━━━ RECORDED DATA ━━━
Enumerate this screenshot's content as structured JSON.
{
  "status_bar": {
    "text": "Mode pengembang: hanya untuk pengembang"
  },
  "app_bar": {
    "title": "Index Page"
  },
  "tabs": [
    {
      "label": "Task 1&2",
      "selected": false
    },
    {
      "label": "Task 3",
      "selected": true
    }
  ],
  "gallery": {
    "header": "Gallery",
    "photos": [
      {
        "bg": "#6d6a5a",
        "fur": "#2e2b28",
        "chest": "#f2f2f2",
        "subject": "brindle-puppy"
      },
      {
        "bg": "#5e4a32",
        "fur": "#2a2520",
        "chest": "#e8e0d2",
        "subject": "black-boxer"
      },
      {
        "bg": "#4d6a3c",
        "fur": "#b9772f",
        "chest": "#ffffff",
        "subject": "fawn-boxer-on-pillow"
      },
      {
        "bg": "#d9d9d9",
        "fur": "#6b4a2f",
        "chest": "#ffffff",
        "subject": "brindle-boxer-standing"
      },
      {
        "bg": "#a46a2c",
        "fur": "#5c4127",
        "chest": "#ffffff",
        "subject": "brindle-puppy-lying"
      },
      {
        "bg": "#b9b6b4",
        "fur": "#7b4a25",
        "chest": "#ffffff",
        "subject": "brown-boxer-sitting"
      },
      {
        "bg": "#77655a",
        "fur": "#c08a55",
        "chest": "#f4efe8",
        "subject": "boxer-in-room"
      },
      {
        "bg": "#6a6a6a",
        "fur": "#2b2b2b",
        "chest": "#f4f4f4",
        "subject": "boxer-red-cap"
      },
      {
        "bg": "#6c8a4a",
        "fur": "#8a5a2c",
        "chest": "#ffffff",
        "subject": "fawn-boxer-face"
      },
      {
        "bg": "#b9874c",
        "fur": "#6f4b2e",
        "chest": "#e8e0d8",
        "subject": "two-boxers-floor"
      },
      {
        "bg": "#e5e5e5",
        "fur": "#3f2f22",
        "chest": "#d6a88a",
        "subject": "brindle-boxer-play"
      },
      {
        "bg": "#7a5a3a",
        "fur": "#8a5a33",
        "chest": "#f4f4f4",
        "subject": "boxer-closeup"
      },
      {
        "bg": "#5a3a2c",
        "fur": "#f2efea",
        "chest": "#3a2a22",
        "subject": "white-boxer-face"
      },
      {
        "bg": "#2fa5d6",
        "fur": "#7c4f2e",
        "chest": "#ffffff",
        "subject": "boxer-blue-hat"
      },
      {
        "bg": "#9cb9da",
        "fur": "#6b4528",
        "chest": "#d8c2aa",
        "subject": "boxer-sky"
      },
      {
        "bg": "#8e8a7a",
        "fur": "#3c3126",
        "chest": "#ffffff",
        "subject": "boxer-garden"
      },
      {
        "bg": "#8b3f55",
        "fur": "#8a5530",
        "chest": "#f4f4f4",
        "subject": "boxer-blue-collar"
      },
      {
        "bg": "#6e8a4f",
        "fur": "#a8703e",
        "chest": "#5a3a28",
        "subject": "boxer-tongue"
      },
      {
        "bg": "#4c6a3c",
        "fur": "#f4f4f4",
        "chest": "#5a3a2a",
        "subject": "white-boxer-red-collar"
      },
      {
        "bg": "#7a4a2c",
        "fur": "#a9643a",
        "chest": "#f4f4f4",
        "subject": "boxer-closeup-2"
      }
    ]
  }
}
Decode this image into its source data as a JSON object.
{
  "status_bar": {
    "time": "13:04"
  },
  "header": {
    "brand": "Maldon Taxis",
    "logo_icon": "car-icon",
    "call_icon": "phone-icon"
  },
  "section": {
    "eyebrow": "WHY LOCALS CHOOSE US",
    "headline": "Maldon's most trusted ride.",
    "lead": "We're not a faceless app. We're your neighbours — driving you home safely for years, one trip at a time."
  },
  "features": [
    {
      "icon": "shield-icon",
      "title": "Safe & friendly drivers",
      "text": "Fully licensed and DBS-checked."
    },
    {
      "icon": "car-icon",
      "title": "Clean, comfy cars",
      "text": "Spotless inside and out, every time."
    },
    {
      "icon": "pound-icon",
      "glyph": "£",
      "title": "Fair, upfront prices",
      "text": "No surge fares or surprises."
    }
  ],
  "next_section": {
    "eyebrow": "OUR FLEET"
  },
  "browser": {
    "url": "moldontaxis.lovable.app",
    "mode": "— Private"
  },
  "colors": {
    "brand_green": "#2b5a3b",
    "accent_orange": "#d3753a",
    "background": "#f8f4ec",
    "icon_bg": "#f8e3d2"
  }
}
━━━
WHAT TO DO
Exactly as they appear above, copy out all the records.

ANSWER TO THE PROBLEM
Enumerate this screenshot's content as structured JSON.
{
  "status_bar": {
    "text": "Mode pengembang: hanya untuk pengembang"
  },
  "app_bar": {
    "title": "Index Page"
  },
  "tabs": [
    {
      "label": "Task 1&2",
      "selected": false
    },
    {
      "label": "Task 3",
      "selected": true
    }
  ],
  "gallery": {
    "header": "Gallery",
    "photos": [
      {
        "bg": "#6d6a5a",
        "fur": "#2e2b28",
        "chest": "#f2f2f2",
        "subject": "brindle-puppy"
      },
      {
        "bg": "#5e4a32",
        "fur": "#2a2520",
        "chest": "#e8e0d2",
        "subject": "black-boxer"
      },
      {
        "bg": "#4d6a3c",
        "fur": "#b9772f",
        "chest": "#ffffff",
        "subject": "fawn-boxer-on-pillow"
      },
      {
        "bg": "#d9d9d9",
        "fur": "#6b4a2f",
        "chest": "#ffffff",
        "subject": "brindle-boxer-standing"
      },
      {
        "bg": "#a46a2c",
        "fur": "#5c4127",
        "chest": "#ffffff",
        "subject": "brindle-puppy-lying"
      },
      {
        "bg": "#b9b6b4",
        "fur": "#7b4a25",
        "chest": "#ffffff",
        "subject": "brown-boxer-sitting"
      },
      {
        "bg": "#77655a",
        "fur": "#c08a55",
        "chest": "#f4efe8",
        "subject": "boxer-in-room"
      },
      {
        "bg": "#6a6a6a",
        "fur": "#2b2b2b",
        "chest": "#f4f4f4",
        "subject": "boxer-red-cap"
      },
      {
        "bg": "#6c8a4a",
        "fur": "#8a5a2c",
        "chest": "#ffffff",
        "subject": "fawn-boxer-face"
      },
      {
        "bg": "#b9874c",
        "fur": "#6f4b2e",
        "chest": "#e8e0d8",
        "subject": "two-boxers-floor"
      },
      {
        "bg": "#e5e5e5",
        "fur": "#3f2f22",
        "chest": "#d6a88a",
        "subject": "brindle-boxer-play"
      },
      {
        "bg": "#7a5a3a",
        "fur": "#8a5a33",
        "chest": "#f4f4f4",
        "subject": "boxer-closeup"
      },
      {
        "bg": "#5a3a2c",
        "fur": "#f2efea",
        "chest": "#3a2a22",
        "subject": "white-boxer-face"
      },
      {
        "bg": "#2fa5d6",
        "fur": "#7c4f2e",
        "chest": "#ffffff",
        "subject": "boxer-blue-hat"
      },
      {
        "bg": "#9cb9da",
        "fur": "#6b4528",
        "chest": "#d8c2aa",
        "subject": "boxer-sky"
      },
      {
        "bg": "#8e8a7a",
        "fur": "#3c3126",
        "chest": "#ffffff",
        "subject": "boxer-garden"
      },
      {
        "bg": "#8b3f55",
        "fur": "#8a5530",
        "chest": "#f4f4f4",
        "subject": "boxer-blue-collar"
      },
      {
        "bg": "#6e8a4f",
        "fur": "#a8703e",
        "chest": "#5a3a28",
        "subject": "boxer-tongue"
      },
      {
        "bg": "#4c6a3c",
        "fur": "#f4f4f4",
        "chest": "#5a3a2a",
        "subject": "white-boxer-red-collar"
      },
      {
        "bg": "#7a4a2c",
        "fur": "#a9643a",
        "chest": "#f4f4f4",
        "subject": "boxer-closeup-2"
      }
    ]
  }
}
Decode this image into its source data as a JSON object.
{
  "status_bar": {
    "time": "13:04"
  },
  "header": {
    "brand": "Maldon Taxis",
    "logo_icon": "car-icon",
    "call_icon": "phone-icon"
  },
  "section": {
    "eyebrow": "WHY LOCALS CHOOSE US",
    "headline": "Maldon's most trusted ride.",
    "lead": "We're not a faceless app. We're your neighbours — driving you home safely for years, one trip at a time."
  },
  "features": [
    {
      "icon": "shield-icon",
      "title": "Safe & friendly drivers",
      "text": "Fully licensed and DBS-checked."
    },
    {
      "icon": "car-icon",
      "title": "Clean, comfy cars",
      "text": "Spotless inside and out, every time."
    },
    {
      "icon": "pound-icon",
      "glyph": "£",
      "title": "Fair, upfront prices",
      "text": "No surge fares or surprises."
    }
  ],
  "next_section": {
    "eyebrow": "OUR FLEET"
  },
  "browser": {
    "url": "moldontaxis.lovable.app",
    "mode": "— Private"
  },
  "colors": {
    "brand_green": "#2b5a3b",
    "accent_orange": "#d3753a",
    "background": "#f8f4ec",
    "icon_bg": "#f8e3d2"
  }
}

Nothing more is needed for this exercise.